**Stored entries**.
┌──
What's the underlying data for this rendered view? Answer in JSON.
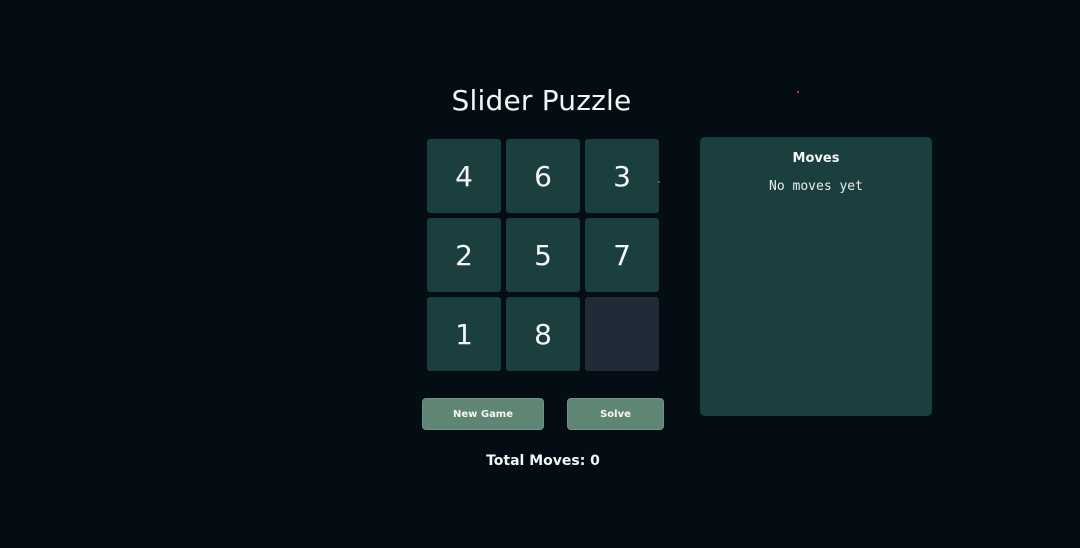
{
  "title": "Slider Puzzle",
  "board": {
    "rows": 3,
    "cols": 3,
    "tiles": [
      "4",
      "6",
      "3",
      "2",
      "5",
      "7",
      "1",
      "8",
      ""
    ],
    "empty_index": 8
  },
  "buttons": {
    "new_game": "New Game",
    "solve": "Solve"
  },
  "total_moves": {
    "label": "Total Moves: 0",
    "value": 0
  },
  "moves_panel": {
    "title": "Moves",
    "empty_text": "No moves yet",
    "moves": []
  },
  "colors": {
    "background": "#050d14",
    "tile": "#1b3f3f",
    "empty_tile": "#212b38",
    "button": "#5f8674",
    "panel": "#1b3f3f"
  }
}
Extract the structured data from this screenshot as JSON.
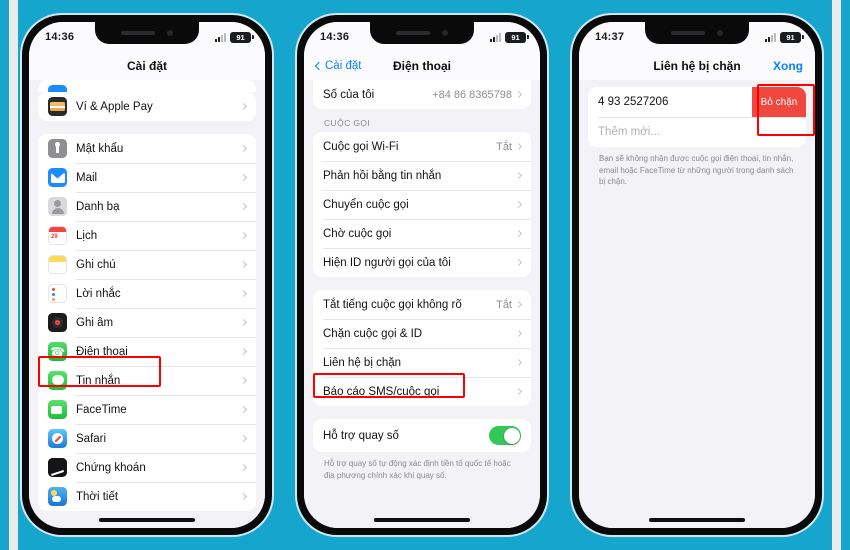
{
  "background_color": "#16a5cd",
  "accent_blue": "#0a84ff",
  "annotation_color": "#ff0000",
  "toggle_on_color": "#34c759",
  "destructive_color": "#f0483e",
  "phones": [
    {
      "name": "settings-screen",
      "status": {
        "time": "14:36",
        "battery": "91"
      },
      "nav": {
        "title": "Cài đặt",
        "back": null,
        "right": null
      },
      "groups": [
        {
          "rows": [
            {
              "icon": "wallet-icon",
              "label": "Ví & Apple Pay",
              "value": null,
              "chevron": true
            }
          ]
        },
        {
          "rows": [
            {
              "icon": "passwords-icon",
              "label": "Mật khẩu",
              "value": null,
              "chevron": true
            },
            {
              "icon": "mail-icon",
              "label": "Mail",
              "value": null,
              "chevron": true
            },
            {
              "icon": "contacts-icon",
              "label": "Danh bạ",
              "value": null,
              "chevron": true
            },
            {
              "icon": "calendar-icon",
              "label": "Lịch",
              "value": null,
              "chevron": true
            },
            {
              "icon": "notes-icon",
              "label": "Ghi chú",
              "value": null,
              "chevron": true
            },
            {
              "icon": "reminders-icon",
              "label": "Lời nhắc",
              "value": null,
              "chevron": true
            },
            {
              "icon": "voice-memos-icon",
              "label": "Ghi âm",
              "value": null,
              "chevron": true
            },
            {
              "icon": "phone-icon",
              "label": "Điện thoại",
              "value": null,
              "chevron": true,
              "highlighted": true
            },
            {
              "icon": "messages-icon",
              "label": "Tin nhắn",
              "value": null,
              "chevron": true
            },
            {
              "icon": "facetime-icon",
              "label": "FaceTime",
              "value": null,
              "chevron": true
            },
            {
              "icon": "safari-icon",
              "label": "Safari",
              "value": null,
              "chevron": true
            },
            {
              "icon": "stocks-icon",
              "label": "Chứng khoán",
              "value": null,
              "chevron": true
            },
            {
              "icon": "weather-icon",
              "label": "Thời tiết",
              "value": null,
              "chevron": true
            }
          ]
        }
      ]
    },
    {
      "name": "phone-settings-screen",
      "status": {
        "time": "14:36",
        "battery": "91"
      },
      "nav": {
        "title": "Điện thoại",
        "back": "Cài đặt",
        "right": null
      },
      "my_number_row": {
        "label": "Số của tôi",
        "value": "+84 86 8365798"
      },
      "section_header": "CUỘC GỌI",
      "call_rows": [
        {
          "label": "Cuộc gọi Wi-Fi",
          "value": "Tắt"
        },
        {
          "label": "Phản hồi bằng tin nhắn",
          "value": null
        },
        {
          "label": "Chuyển cuộc gọi",
          "value": null
        },
        {
          "label": "Chờ cuộc gọi",
          "value": null
        },
        {
          "label": "Hiện ID người gọi của tôi",
          "value": null
        }
      ],
      "block_rows": [
        {
          "label": "Tắt tiếng cuộc gọi không rõ",
          "value": "Tắt"
        },
        {
          "label": "Chặn cuộc gọi & ID",
          "value": null
        },
        {
          "label": "Liên hệ bị chặn",
          "value": null,
          "highlighted": true
        },
        {
          "label": "Báo cáo SMS/cuộc gọi",
          "value": null
        }
      ],
      "dial_assist": {
        "label": "Hỗ trợ quay số",
        "toggle": true
      },
      "dial_assist_note": "Hỗ trợ quay số tự động xác định tiền tố quốc tế hoặc địa phương chính xác khi quay số."
    },
    {
      "name": "blocked-contacts-screen",
      "status": {
        "time": "14:37",
        "battery": "91"
      },
      "nav": {
        "title": "Liên hệ bị chặn",
        "back": null,
        "right": "Xong"
      },
      "blocked": [
        {
          "number": "4 93 2527206",
          "action_label": "Bỏ chặn",
          "highlighted": true
        }
      ],
      "add_new_placeholder": "Thêm mới...",
      "note": "Bạn sẽ không nhận được cuộc gọi điện thoại, tin nhắn, email hoặc FaceTime từ những người trong danh sách bị chặn."
    }
  ]
}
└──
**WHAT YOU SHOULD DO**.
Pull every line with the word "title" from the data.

**RESULT OF THIS TASK**.
  "title": "Slider Puzzle",
    "title": "Moves",
        "title": "Cài đặt",
        "title": "Điện thoại",
        "title": "Liên hệ bị chặn",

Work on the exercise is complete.